Today however, Winter, again, has started, and beautiful, big and perfect snowflakes graced our otherwise dull coffee and smoke breaks. I can’t wait to get home and see the nice blanket of snow in our backyard (I don’t know if I’ll feel the same when it gets too out of hand though).
Every weekend we make it a point to plan stuff that would include the babies, well, we try to as much as we can anyway. Today is one of those days that we failed.
We had to leave the babies to have our Philippine passports renewed at the Philippine-Canadian Centre of Manitoba. An appointment we CANNOT miss because if we don’t do this now, we would have to fly all the way to Toronto to have them renewed. Good thing the Philippine Consulate General of Toronto is having an outreach program here in Winnipeg so all Filipinos who needs to have their passports renewed can have it done during the 3 days that they are here.
Filipinos make up 6% of Winnipeg’s total population and is considered the fastest growing minority group. That’s about 38,155 Pinoys in Winnipeg alone, so imagine if even 1/10th of that went to PCCM to have their passports renewed! Well, I don’t think it was that much, but it was still a lot that it took us 4 hours to finish everything. But at least it’s over and done with. Only thing is we can’t go anywhere for 3 months coz we don’t have our passports yet. Oh well, I guess that’s more time spending with the babies then.
Thought it was going to be a good day for a “family” outing last Sunday, so we, Gayl, Angel, Chaos and I, decided to go to The Forks. Even though the humidity hit us like a punch in the stomach when we came out of the apartment building, we still dragged our butts to the car and drove off.
Well, the heat and humidity was too much for all four of us to bear, so we just sat on the grass in a shaded part of the Forks, let the dogs run around a bit while Gayl and I took a couple of photos, then left, with bottled water in hand and 2 panting little doggies.
The spot where we “camped” and took pictures of is called the Oodena Celebration Circle. They say you can see the constellations through the ocular round things on the armature. Cool eh! You can read all about it here.
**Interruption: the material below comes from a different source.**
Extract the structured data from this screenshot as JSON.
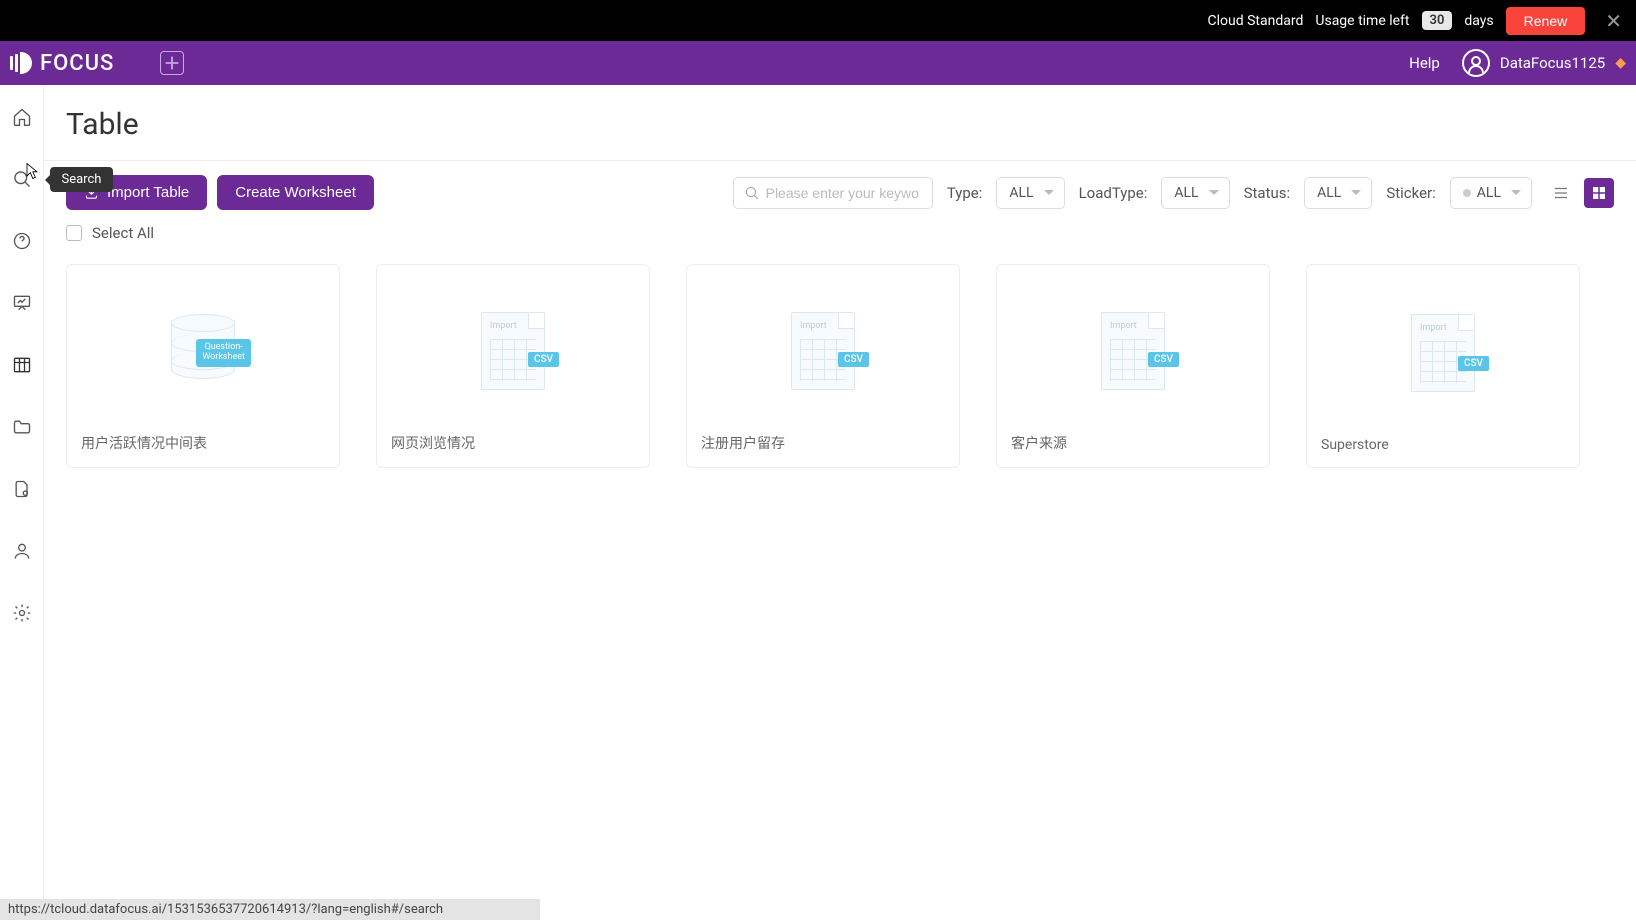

It wasn’t much an outing, but hopefully when go out again on a better summer day.
Ok, so we have been here in Canada for almost a year now and I thought that after enough months of practice and speaking in straight English, I’d somehow get so used to it that it will eventually come naturally when conversing. There are some days when my head is on straight and talking to my Canadian office mates is a breeze, no headaches and no blood coming out of my nose. But there are still those days when I feel like my brain’s batteries are running low and my English vocabulary seem to only consist of words like “Yeah”, “No way”, “I know, right” and “Uh-huh”. During these instances when my thinking is even slower than my office computer running on a 512mb RAM, words like “teka”, “ano”, “kasi” and “ewan” escape my lips when speaking. And only when I see the big question marked face looking back at me that I realize they didn’t understand what I just said.
In fairness to us (:P), we do get compliments about how good our spoken English is considering that it is not our first language. Some even thought we have been in Canada for years already coz our “Filipino accent” wasn’t as distinct (They should hear our call center agents back home who sound like they were born and raised in the States when they talk to each other (loudly) inside office elevators). When they asked where we learned our English and we tell them that it is the basic mode of teaching in most schools in the Philippines, they were surprised. They thought that since we have our own language, it was but natural that teachers would teach in Filipino, not English. Well, I guess we do have a pretty good grasp of the English language even if we still think in Tagalog.
So what if our thinking process is slower because we have to mentally translate some of our replies from Tagalog to English? So what if some Filipinos inter-change “F” and “P”? The thing is, we understand English better than other people think…
E kayo, naiintindihan niyo ba ang Tagalog ko? Talo ka, diba.